Task description:
Nothing but a number is wanted here: the count of lines in the data holding the word "this".

┄┄┄┄┄┄┄┄┄┄

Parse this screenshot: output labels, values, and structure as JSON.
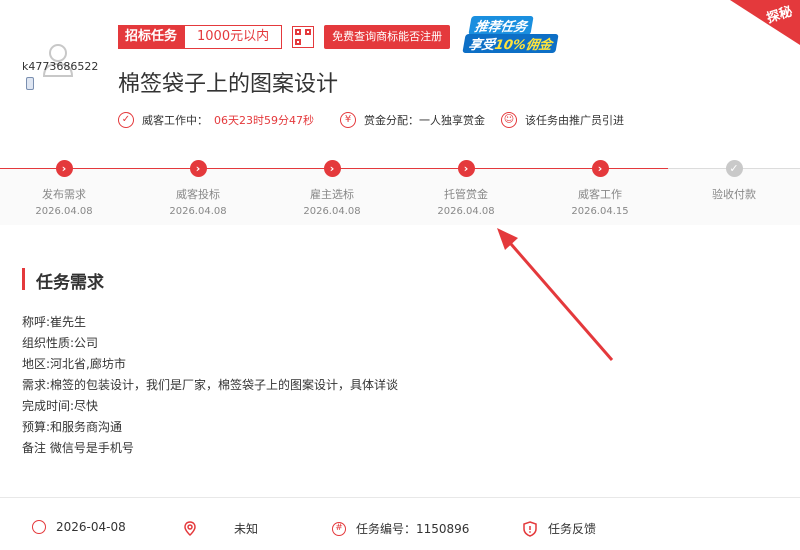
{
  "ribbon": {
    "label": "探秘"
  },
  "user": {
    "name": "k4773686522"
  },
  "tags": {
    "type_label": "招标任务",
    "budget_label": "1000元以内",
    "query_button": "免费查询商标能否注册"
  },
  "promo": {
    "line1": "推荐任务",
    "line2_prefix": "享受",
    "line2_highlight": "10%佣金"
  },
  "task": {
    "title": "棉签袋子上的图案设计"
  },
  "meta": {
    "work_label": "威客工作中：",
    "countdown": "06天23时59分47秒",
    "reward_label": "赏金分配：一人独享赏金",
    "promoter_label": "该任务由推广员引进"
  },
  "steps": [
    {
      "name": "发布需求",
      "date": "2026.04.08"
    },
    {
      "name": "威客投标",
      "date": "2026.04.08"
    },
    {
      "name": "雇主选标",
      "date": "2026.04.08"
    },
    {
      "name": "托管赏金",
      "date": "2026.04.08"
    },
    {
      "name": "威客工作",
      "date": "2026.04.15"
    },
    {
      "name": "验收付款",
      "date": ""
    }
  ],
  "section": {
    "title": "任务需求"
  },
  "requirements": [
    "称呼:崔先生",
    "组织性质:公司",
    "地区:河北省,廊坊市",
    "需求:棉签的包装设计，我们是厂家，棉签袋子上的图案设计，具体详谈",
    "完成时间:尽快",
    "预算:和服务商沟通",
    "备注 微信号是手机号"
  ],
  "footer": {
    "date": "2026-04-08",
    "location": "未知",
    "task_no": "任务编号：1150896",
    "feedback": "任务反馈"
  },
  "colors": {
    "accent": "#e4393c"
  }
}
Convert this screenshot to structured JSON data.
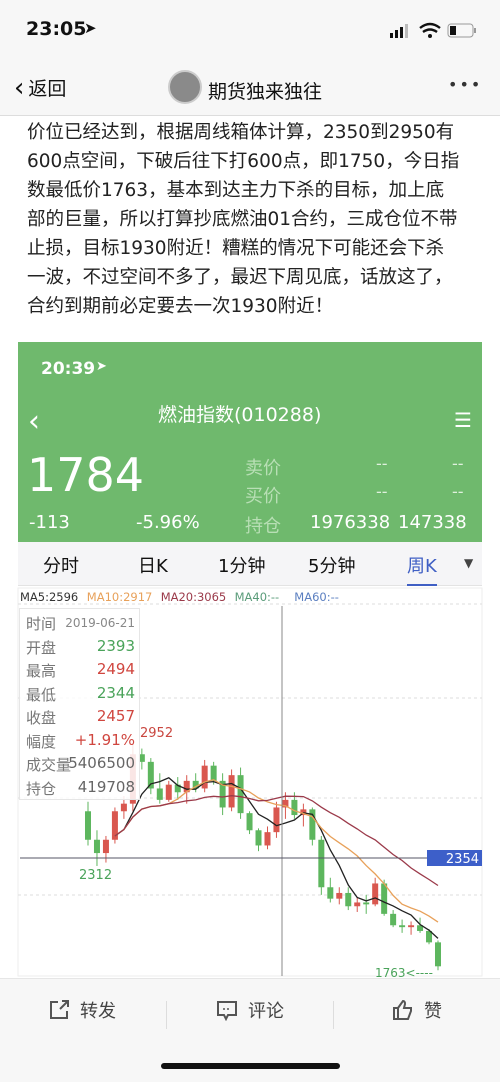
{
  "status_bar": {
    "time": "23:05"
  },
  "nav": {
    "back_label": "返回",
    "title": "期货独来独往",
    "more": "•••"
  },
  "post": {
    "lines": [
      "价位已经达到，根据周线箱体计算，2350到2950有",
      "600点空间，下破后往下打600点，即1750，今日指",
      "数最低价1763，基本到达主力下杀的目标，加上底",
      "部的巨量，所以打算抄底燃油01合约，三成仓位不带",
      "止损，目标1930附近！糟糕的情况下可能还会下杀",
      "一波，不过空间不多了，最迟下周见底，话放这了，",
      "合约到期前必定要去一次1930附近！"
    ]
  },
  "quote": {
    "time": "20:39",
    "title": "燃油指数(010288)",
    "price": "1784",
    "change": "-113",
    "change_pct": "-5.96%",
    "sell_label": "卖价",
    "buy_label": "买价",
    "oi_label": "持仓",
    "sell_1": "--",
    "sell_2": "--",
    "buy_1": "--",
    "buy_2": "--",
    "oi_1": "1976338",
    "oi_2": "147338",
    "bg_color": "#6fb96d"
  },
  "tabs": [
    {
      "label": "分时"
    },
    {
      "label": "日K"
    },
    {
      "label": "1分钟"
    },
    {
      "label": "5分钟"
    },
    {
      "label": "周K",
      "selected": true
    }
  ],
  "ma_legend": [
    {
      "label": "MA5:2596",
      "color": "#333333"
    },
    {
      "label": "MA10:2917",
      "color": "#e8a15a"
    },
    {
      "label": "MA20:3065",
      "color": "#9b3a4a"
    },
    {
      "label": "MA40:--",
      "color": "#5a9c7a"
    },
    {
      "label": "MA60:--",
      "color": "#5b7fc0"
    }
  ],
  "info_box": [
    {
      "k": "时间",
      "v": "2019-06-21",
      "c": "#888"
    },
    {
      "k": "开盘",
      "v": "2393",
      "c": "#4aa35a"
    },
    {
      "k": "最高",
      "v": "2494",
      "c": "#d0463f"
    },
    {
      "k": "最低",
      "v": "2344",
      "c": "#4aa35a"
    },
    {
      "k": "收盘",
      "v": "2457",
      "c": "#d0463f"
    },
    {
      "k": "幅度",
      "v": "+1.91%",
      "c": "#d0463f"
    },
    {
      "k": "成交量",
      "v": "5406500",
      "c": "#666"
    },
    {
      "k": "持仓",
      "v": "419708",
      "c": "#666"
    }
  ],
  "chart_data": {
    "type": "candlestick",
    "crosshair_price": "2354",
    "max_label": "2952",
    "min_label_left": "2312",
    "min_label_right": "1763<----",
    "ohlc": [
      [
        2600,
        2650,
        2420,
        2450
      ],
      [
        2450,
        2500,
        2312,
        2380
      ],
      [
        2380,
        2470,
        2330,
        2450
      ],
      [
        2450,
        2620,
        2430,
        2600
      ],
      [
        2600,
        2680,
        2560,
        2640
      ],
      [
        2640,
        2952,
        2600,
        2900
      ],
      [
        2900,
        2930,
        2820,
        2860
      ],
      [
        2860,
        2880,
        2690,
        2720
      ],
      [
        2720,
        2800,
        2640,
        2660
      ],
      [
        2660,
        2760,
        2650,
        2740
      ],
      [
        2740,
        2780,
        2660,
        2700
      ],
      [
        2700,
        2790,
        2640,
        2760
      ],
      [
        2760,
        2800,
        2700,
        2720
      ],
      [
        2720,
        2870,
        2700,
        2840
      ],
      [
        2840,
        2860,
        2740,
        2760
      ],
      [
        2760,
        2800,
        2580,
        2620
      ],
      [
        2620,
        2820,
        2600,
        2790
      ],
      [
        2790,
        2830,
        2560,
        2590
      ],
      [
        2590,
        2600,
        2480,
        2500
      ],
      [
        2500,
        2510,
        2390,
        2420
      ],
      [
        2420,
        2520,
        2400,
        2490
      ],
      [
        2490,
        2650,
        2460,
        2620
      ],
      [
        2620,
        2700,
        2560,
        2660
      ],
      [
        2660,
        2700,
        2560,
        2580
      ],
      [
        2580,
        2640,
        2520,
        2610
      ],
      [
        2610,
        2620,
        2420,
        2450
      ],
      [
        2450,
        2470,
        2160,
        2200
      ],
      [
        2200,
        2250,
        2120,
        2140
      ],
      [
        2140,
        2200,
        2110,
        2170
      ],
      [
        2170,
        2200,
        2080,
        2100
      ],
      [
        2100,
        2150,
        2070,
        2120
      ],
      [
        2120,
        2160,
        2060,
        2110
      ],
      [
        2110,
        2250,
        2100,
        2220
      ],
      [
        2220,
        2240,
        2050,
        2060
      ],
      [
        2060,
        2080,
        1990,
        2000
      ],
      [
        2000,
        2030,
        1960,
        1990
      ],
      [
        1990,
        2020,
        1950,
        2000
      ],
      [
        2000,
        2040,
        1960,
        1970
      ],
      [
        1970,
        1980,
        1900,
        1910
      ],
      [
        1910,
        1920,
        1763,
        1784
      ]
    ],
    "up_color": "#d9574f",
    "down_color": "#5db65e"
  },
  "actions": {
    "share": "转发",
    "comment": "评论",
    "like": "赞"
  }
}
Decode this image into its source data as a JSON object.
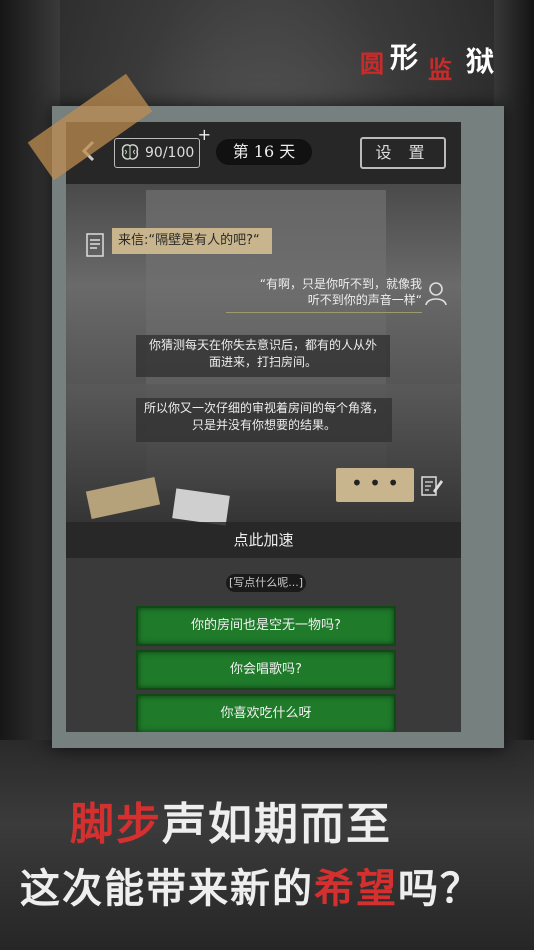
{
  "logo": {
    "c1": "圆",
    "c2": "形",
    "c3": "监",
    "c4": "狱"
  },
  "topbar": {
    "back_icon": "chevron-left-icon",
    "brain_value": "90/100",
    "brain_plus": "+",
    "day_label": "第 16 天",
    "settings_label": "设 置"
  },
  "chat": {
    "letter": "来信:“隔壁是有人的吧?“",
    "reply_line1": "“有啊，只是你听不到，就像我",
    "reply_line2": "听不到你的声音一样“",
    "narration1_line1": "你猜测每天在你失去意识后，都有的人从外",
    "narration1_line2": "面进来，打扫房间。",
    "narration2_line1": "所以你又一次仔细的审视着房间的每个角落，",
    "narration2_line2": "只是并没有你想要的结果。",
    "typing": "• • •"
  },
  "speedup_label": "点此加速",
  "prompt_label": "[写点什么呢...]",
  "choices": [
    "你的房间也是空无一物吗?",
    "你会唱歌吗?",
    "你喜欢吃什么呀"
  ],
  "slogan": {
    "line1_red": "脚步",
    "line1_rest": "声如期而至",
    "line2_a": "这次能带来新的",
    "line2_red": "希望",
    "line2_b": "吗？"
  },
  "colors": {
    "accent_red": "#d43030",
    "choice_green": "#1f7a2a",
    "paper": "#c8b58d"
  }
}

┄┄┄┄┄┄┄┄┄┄

Reply to the task:
3